··· DATA SUPPLIED

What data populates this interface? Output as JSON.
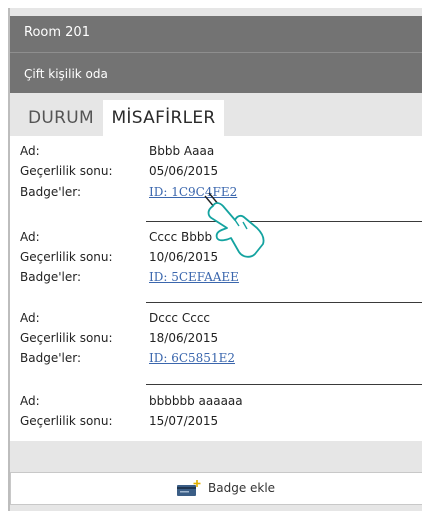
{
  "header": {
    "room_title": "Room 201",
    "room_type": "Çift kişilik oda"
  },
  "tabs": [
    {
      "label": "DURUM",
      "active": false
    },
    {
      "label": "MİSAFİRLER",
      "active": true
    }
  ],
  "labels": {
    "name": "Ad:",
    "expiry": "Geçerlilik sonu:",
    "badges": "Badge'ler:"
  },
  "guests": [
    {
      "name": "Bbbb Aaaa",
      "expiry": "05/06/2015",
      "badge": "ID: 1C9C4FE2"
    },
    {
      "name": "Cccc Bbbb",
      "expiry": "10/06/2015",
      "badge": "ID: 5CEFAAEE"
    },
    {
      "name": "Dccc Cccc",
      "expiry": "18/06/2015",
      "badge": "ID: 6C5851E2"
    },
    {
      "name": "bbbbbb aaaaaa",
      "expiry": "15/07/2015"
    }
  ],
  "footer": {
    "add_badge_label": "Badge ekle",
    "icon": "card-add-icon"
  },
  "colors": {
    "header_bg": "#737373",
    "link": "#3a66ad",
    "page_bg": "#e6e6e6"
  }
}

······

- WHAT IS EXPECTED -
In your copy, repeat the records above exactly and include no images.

- ANSWER AREA -
What data populates this interface? Output as JSON.
{
  "header": {
    "room_title": "Room 201",
    "room_type": "Çift kişilik oda"
  },
  "tabs": [
    {
      "label": "DURUM",
      "active": false
    },
    {
      "label": "MİSAFİRLER",
      "active": true
    }
  ],
  "labels": {
    "name": "Ad:",
    "expiry": "Geçerlilik sonu:",
    "badges": "Badge'ler:"
  },
  "guests": [
    {
      "name": "Bbbb Aaaa",
      "expiry": "05/06/2015",
      "badge": "ID: 1C9C4FE2"
    },
    {
      "name": "Cccc Bbbb",
      "expiry": "10/06/2015",
      "badge": "ID: 5CEFAAEE"
    },
    {
      "name": "Dccc Cccc",
      "expiry": "18/06/2015",
      "badge": "ID: 6C5851E2"
    },
    {
      "name": "bbbbbb aaaaaa",
      "expiry": "15/07/2015"
    }
  ],
  "footer": {
    "add_badge_label": "Badge ekle",
    "icon": "card-add-icon"
  },
  "colors": {
    "header_bg": "#737373",
    "link": "#3a66ad",
    "page_bg": "#e6e6e6"
  }
}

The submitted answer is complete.